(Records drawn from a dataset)
:::::

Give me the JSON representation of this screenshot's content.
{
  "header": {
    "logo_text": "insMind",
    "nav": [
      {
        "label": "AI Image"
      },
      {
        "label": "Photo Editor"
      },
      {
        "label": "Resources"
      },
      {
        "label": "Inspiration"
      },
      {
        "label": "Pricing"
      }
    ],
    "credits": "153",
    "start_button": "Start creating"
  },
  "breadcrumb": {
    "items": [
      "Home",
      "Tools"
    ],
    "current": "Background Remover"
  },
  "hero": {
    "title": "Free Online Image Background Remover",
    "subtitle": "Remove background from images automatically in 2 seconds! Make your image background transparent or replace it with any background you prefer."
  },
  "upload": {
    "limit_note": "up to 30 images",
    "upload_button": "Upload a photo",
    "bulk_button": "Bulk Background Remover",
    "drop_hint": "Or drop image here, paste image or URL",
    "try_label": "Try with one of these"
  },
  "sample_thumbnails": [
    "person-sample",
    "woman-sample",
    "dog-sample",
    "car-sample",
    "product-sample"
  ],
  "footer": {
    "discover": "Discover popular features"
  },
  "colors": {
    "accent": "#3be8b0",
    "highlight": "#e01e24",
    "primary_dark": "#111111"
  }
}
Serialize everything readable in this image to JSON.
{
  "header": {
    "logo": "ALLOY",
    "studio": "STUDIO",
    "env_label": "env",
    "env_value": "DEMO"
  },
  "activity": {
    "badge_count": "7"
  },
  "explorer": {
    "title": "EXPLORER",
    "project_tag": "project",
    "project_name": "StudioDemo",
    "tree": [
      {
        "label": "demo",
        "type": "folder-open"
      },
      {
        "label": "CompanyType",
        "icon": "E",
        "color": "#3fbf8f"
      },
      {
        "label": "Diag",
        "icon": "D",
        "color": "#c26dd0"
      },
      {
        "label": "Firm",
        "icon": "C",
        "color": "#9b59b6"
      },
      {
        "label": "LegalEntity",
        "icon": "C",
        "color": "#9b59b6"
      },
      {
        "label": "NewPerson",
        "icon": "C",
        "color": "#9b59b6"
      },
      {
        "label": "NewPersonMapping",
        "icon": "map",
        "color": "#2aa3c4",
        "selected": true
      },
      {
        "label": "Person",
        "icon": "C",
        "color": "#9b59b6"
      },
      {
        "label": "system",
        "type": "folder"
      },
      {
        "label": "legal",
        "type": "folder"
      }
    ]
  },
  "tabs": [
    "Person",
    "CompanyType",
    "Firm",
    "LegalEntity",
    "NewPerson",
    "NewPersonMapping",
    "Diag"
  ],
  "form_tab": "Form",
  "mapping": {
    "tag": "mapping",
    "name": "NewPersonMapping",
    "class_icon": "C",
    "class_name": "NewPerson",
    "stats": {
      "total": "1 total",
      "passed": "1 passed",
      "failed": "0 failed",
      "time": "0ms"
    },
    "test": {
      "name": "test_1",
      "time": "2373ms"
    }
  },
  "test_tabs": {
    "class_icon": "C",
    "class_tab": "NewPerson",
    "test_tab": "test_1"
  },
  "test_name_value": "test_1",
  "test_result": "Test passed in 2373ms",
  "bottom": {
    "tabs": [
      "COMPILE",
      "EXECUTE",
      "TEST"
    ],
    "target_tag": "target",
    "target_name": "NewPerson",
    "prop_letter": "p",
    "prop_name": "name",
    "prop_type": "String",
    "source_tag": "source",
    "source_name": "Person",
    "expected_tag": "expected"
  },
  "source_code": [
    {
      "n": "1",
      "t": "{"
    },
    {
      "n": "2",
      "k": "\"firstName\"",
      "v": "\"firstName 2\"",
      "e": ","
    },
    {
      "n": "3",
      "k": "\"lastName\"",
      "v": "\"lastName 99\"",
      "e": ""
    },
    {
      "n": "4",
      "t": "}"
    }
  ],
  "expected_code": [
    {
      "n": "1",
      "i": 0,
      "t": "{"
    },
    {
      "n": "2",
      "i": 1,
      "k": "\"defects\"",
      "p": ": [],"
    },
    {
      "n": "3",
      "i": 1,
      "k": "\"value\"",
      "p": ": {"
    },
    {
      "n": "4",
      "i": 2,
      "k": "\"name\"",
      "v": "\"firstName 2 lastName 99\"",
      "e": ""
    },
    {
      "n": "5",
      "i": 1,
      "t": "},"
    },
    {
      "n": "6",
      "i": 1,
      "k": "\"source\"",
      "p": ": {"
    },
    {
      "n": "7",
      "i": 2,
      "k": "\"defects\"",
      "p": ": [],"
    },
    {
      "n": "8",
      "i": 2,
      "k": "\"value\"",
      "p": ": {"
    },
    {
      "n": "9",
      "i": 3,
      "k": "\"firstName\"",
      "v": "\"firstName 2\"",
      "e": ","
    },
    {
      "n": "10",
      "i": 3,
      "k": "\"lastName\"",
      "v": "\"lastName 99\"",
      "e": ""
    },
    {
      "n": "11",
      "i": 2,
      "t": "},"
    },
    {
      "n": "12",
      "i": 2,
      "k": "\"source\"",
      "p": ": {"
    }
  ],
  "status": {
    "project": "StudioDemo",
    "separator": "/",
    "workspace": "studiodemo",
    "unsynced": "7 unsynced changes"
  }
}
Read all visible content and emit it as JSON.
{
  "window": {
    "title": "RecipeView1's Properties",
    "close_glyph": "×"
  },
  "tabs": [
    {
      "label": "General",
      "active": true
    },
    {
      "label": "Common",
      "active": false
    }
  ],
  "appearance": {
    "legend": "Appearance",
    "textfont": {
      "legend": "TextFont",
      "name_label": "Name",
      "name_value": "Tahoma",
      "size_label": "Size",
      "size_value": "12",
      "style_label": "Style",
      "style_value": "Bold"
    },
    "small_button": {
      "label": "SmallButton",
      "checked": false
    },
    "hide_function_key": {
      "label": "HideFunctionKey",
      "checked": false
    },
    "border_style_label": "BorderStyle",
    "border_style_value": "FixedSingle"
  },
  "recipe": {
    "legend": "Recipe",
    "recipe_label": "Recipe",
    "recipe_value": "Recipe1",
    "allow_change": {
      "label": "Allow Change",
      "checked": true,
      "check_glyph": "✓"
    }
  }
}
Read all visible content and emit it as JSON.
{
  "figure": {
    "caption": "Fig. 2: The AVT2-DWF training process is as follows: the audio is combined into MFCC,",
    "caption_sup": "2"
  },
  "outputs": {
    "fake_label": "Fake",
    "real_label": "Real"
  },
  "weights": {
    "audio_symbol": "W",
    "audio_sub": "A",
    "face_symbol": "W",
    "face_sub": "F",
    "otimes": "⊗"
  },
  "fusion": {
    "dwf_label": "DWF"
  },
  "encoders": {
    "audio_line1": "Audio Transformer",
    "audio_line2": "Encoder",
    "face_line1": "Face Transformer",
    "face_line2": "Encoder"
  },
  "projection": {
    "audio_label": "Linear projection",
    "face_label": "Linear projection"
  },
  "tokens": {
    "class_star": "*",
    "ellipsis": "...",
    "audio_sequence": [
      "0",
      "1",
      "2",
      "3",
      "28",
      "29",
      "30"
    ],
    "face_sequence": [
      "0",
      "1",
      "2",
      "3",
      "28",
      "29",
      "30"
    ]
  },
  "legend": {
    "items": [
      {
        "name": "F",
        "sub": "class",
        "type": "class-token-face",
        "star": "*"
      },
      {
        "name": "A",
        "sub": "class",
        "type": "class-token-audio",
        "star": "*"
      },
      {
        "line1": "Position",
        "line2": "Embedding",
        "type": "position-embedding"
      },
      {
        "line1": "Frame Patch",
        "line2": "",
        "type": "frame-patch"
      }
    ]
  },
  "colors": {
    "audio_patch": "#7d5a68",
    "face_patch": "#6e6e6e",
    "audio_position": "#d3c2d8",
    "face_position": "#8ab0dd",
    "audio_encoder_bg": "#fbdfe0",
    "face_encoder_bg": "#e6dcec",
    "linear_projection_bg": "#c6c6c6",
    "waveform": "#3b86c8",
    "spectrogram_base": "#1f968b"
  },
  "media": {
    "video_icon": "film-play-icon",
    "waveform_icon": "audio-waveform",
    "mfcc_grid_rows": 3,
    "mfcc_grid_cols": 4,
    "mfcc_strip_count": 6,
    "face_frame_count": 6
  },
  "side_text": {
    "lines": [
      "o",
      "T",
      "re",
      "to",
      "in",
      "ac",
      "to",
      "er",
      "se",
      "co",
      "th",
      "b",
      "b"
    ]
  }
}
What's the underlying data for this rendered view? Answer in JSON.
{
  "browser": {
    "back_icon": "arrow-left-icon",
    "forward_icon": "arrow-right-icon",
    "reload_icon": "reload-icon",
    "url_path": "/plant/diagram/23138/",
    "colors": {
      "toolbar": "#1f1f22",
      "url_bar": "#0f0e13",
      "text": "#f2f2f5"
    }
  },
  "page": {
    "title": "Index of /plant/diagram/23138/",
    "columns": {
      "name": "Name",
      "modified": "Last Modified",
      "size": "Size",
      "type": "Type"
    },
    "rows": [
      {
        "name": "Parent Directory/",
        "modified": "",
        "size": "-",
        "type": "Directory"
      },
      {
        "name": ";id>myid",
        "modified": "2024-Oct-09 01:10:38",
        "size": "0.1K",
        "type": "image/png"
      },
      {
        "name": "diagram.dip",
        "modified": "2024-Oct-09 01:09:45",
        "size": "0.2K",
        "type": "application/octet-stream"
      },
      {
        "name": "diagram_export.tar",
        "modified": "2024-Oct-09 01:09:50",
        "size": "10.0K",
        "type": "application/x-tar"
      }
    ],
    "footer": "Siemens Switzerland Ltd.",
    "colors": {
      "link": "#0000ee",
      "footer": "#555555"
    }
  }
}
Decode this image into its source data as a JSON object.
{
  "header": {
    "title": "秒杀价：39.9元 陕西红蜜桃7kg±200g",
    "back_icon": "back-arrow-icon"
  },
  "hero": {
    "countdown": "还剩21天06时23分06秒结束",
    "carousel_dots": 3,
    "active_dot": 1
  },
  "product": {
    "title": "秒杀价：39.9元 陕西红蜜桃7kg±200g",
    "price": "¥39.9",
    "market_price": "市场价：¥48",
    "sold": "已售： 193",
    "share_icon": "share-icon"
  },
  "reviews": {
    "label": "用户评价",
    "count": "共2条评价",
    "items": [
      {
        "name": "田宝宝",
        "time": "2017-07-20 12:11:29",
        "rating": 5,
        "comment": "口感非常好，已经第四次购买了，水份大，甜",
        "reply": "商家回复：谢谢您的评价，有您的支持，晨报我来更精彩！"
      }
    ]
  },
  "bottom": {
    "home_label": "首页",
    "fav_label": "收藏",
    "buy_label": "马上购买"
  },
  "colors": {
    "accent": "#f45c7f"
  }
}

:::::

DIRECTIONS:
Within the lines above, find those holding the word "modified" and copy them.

WRITTEN RESPONSE:
      "modified": "Last Modified",
        "modified": "",
        "modified": "2024-Oct-09 01:10:38",
        "modified": "2024-Oct-09 01:09:45",
        "modified": "2024-Oct-09 01:09:50",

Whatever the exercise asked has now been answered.